A single number is needed: how many lines of the data hold the word "JSON".

### DATASET EXCERPTS

● ● ● ●

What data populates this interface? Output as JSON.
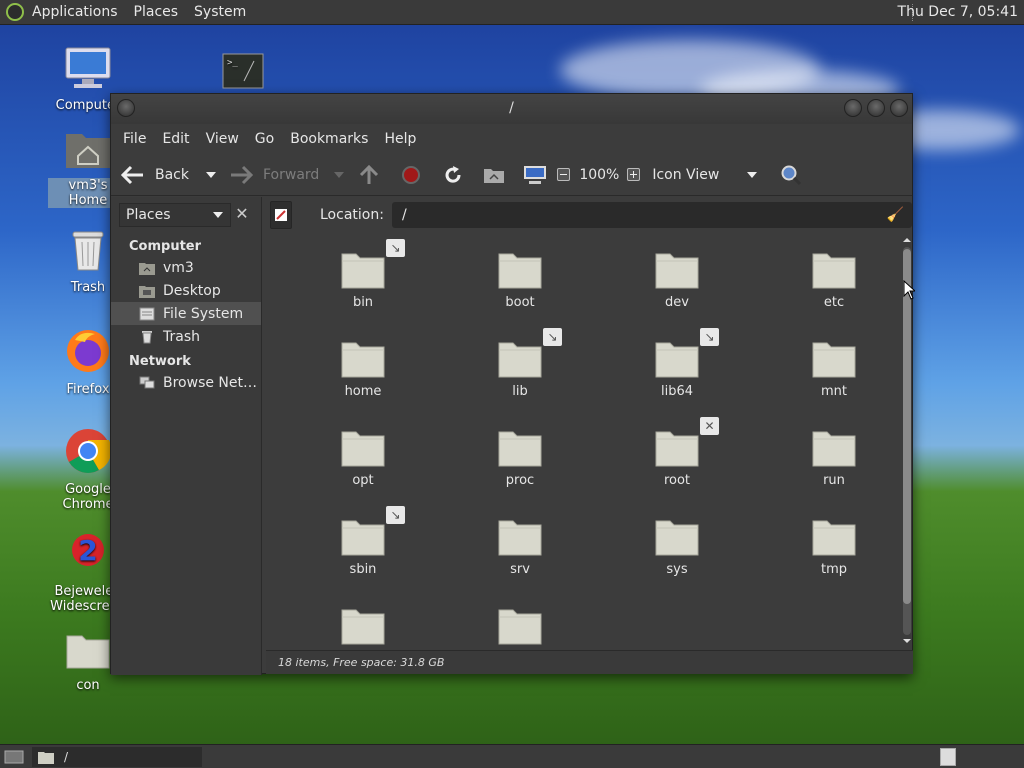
{
  "top_panel": {
    "menus": [
      "Applications",
      "Places",
      "System"
    ],
    "clock": "Thu Dec  7, 05:41"
  },
  "desktop_icons": [
    {
      "label": "Computer",
      "icon": "computer-icon"
    },
    {
      "label": "vm3's Home",
      "icon": "home-folder-icon"
    },
    {
      "label": "Trash",
      "icon": "trash-icon"
    },
    {
      "label": "Firefox",
      "icon": "firefox-icon"
    },
    {
      "label": "Google Chrome",
      "icon": "chrome-icon"
    },
    {
      "label": "Bejeweled Widescreen",
      "icon": "bejeweled-icon"
    },
    {
      "label": "con",
      "icon": "folder-icon"
    },
    {
      "label": "",
      "icon": "terminal-icon"
    }
  ],
  "window": {
    "title": "/",
    "menubar": [
      "File",
      "Edit",
      "View",
      "Go",
      "Bookmarks",
      "Help"
    ],
    "toolbar": {
      "back": "Back",
      "forward": "Forward",
      "zoom": "100%",
      "view_mode": "Icon View"
    },
    "sidebar": {
      "combo": "Places",
      "groups": [
        {
          "title": "Computer",
          "items": [
            {
              "label": "vm3",
              "icon": "home-icon"
            },
            {
              "label": "Desktop",
              "icon": "desktop-icon"
            },
            {
              "label": "File System",
              "icon": "drive-icon",
              "active": true
            },
            {
              "label": "Trash",
              "icon": "trash-icon"
            }
          ]
        },
        {
          "title": "Network",
          "items": [
            {
              "label": "Browse Net…",
              "icon": "network-icon"
            }
          ]
        }
      ]
    },
    "location": {
      "label": "Location:",
      "value": "/"
    },
    "items": [
      {
        "name": "bin",
        "emblem": "link"
      },
      {
        "name": "boot",
        "emblem": ""
      },
      {
        "name": "dev",
        "emblem": ""
      },
      {
        "name": "etc",
        "emblem": ""
      },
      {
        "name": "home",
        "emblem": ""
      },
      {
        "name": "lib",
        "emblem": "link"
      },
      {
        "name": "lib64",
        "emblem": "link"
      },
      {
        "name": "mnt",
        "emblem": ""
      },
      {
        "name": "opt",
        "emblem": ""
      },
      {
        "name": "proc",
        "emblem": ""
      },
      {
        "name": "root",
        "emblem": "locked"
      },
      {
        "name": "run",
        "emblem": ""
      },
      {
        "name": "sbin",
        "emblem": "link"
      },
      {
        "name": "srv",
        "emblem": ""
      },
      {
        "name": "sys",
        "emblem": ""
      },
      {
        "name": "tmp",
        "emblem": ""
      },
      {
        "name": "",
        "emblem": ""
      },
      {
        "name": "",
        "emblem": ""
      }
    ],
    "status": "18 items, Free space: 31.8 GB"
  },
  "bottom_panel": {
    "task_label": "/"
  },
  "colors": {
    "panel": "#3a3a3a",
    "window_bg": "#3c3c3c",
    "folder": "#d8d8cc",
    "accent_red": "#a01818"
  }
}
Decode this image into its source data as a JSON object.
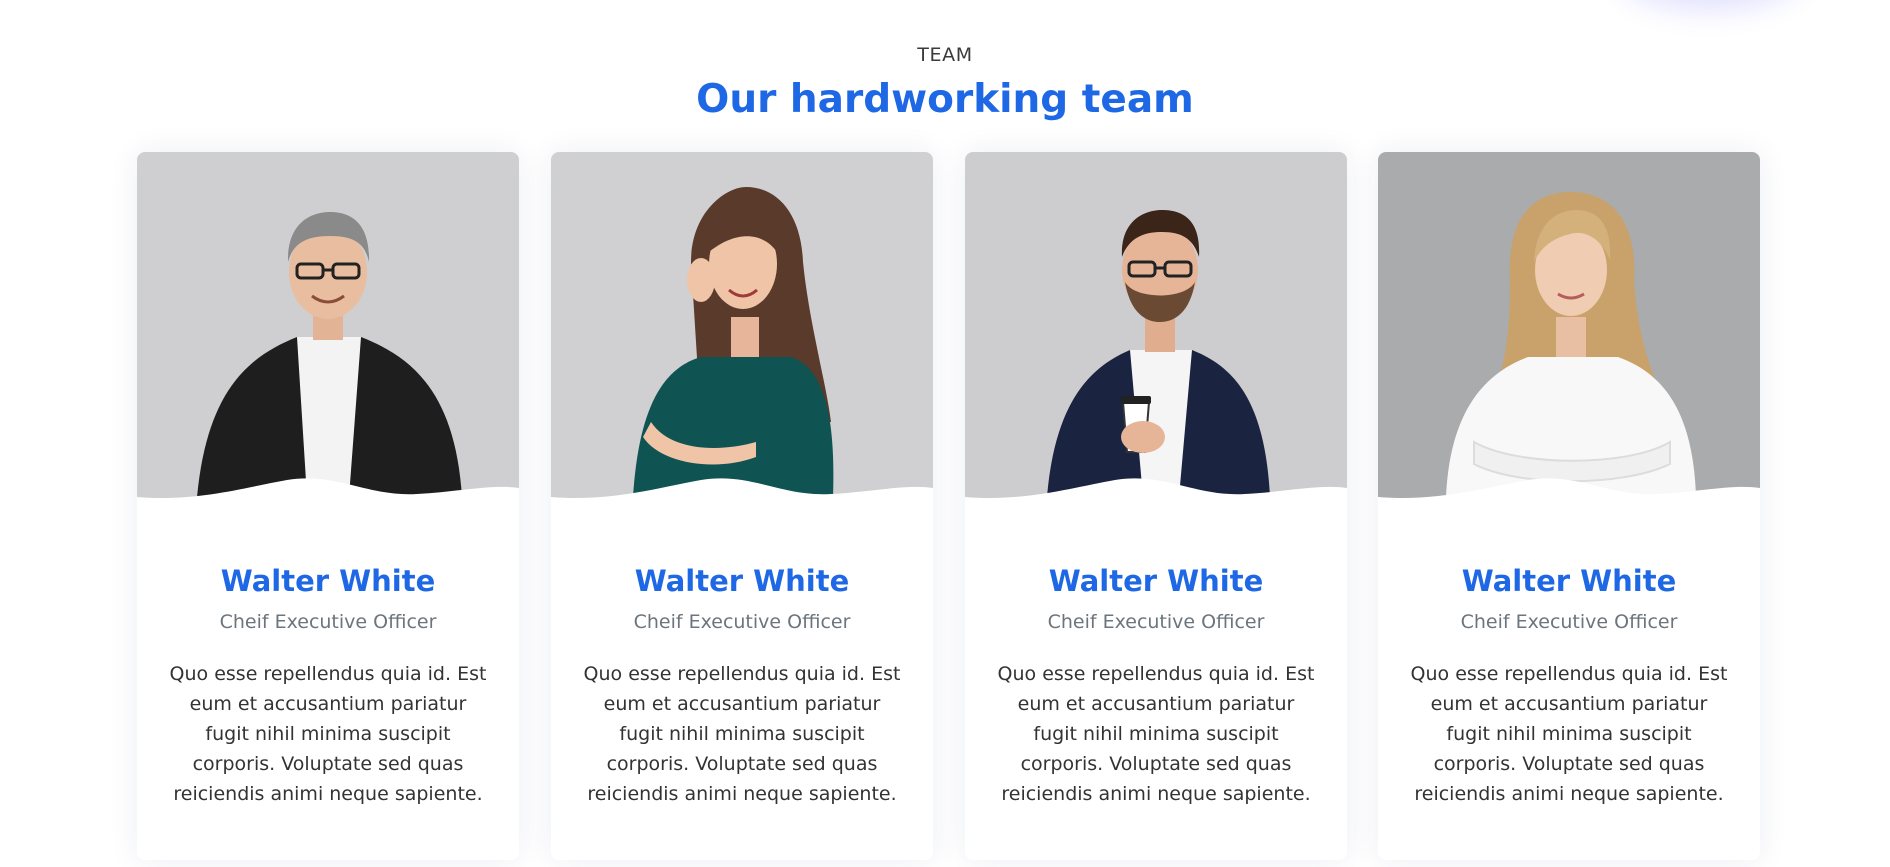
{
  "section": {
    "eyebrow": "TEAM",
    "title": "Our hardworking team"
  },
  "colors": {
    "accent": "#1f68e5",
    "muted": "#6c757d",
    "text": "#333333",
    "photo_bg": "#cfcfd1"
  },
  "team": [
    {
      "name": "Walter White",
      "role": "Cheif Executive Officer",
      "bio": "Quo esse repellendus quia id. Est eum et accusantium pariatur fugit nihil minima suscipit corporis. Voluptate sed quas reiciendis animi neque sapiente.",
      "photo": "man-black-blazer-glasses"
    },
    {
      "name": "Walter White",
      "role": "Cheif Executive Officer",
      "bio": "Quo esse repellendus quia id. Est eum et accusantium pariatur fugit nihil minima suscipit corporis. Voluptate sed quas reiciendis animi neque sapiente.",
      "photo": "woman-teal-top-long-hair"
    },
    {
      "name": "Walter White",
      "role": "Cheif Executive Officer",
      "bio": "Quo esse repellendus quia id. Est eum et accusantium pariatur fugit nihil minima suscipit corporis. Voluptate sed quas reiciendis animi neque sapiente.",
      "photo": "man-navy-blazer-coffee-cup"
    },
    {
      "name": "Walter White",
      "role": "Cheif Executive Officer",
      "bio": "Quo esse repellendus quia id. Est eum et accusantium pariatur fugit nihil minima suscipit corporis. Voluptate sed quas reiciendis animi neque sapiente.",
      "photo": "woman-white-blouse-blonde"
    }
  ]
}
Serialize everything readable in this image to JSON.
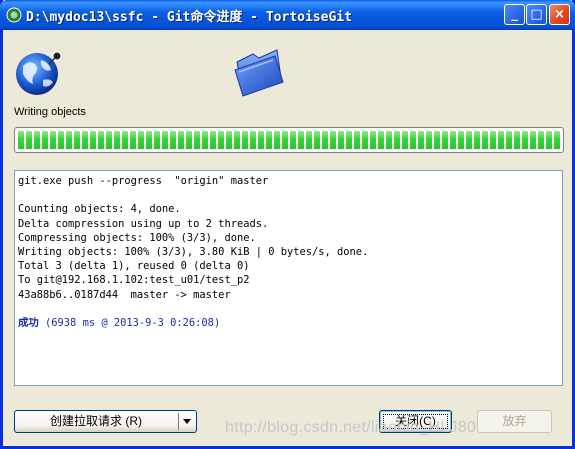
{
  "window": {
    "title": "D:\\mydoc13\\ssfc - Git命令进度 - TortoiseGit",
    "minimize_glyph": "_",
    "maximize_glyph": "□",
    "close_glyph": "×"
  },
  "icons": {
    "title": "tortoisegit-icon",
    "left": "globe-icon",
    "right": "folder-icon"
  },
  "status": "Writing objects",
  "progress_percent": 100,
  "log": {
    "lines": [
      "git.exe push --progress  \"origin\" master",
      "",
      "Counting objects: 4, done.",
      "Delta compression using up to 2 threads.",
      "Compressing objects: 100% (3/3), done.",
      "Writing objects: 100% (3/3), 3.80 KiB | 0 bytes/s, done.",
      "Total 3 (delta 1), reused 0 (delta 0)",
      "To git@192.168.1.102:test_u01/test_p2",
      "43a88b6..0187d44  master -> master",
      ""
    ],
    "success_word": "成功",
    "success_detail": " (6938 ms @ 2013-9-3 0:26:08)"
  },
  "buttons": {
    "pull_request": "创建拉取请求 (R)",
    "close": "关闭(C)",
    "abort": "放弃"
  },
  "watermark": "http://blog.csdn.net/liaobin_HLJ80",
  "colors": {
    "titlebar": "#0450d6",
    "progress": "#37d637",
    "success_text": "#1c2ea8"
  }
}
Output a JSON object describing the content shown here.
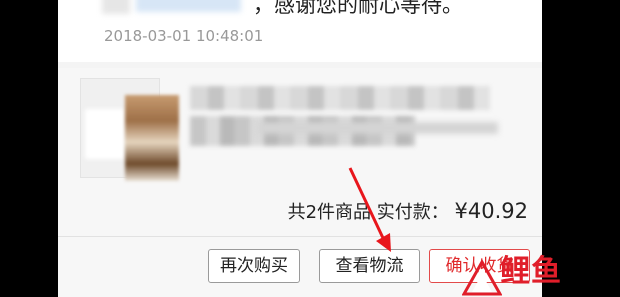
{
  "message": {
    "text": "，感谢您的耐心等待。",
    "timestamp": "2018-03-01 10:48:01"
  },
  "order": {
    "summary_count": "共2件商品",
    "summary_paid_label": "实付款：",
    "summary_total": "¥40.92",
    "buttons": {
      "rebuy": "再次购买",
      "logistics": "查看物流",
      "confirm": "确认收货"
    }
  },
  "watermark": {
    "text": "鲤鱼",
    "color": "#e01e2a"
  },
  "colors": {
    "accent": "#e0292b",
    "annotation_arrow": "#e8161c"
  }
}
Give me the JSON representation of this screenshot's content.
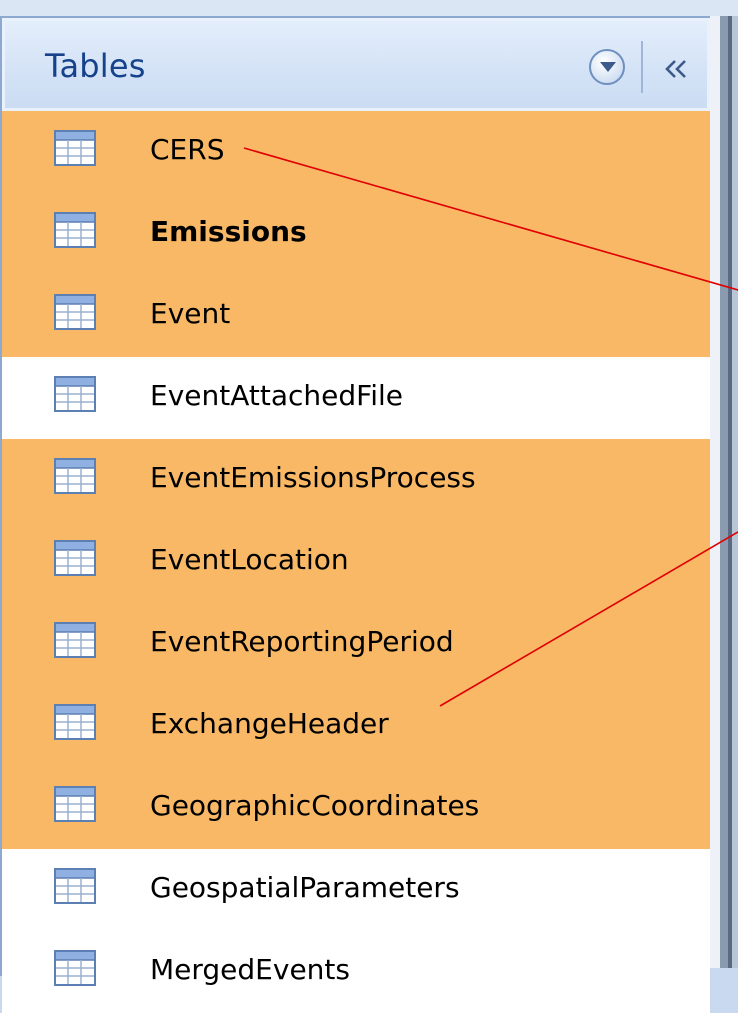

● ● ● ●

### ANSWER
5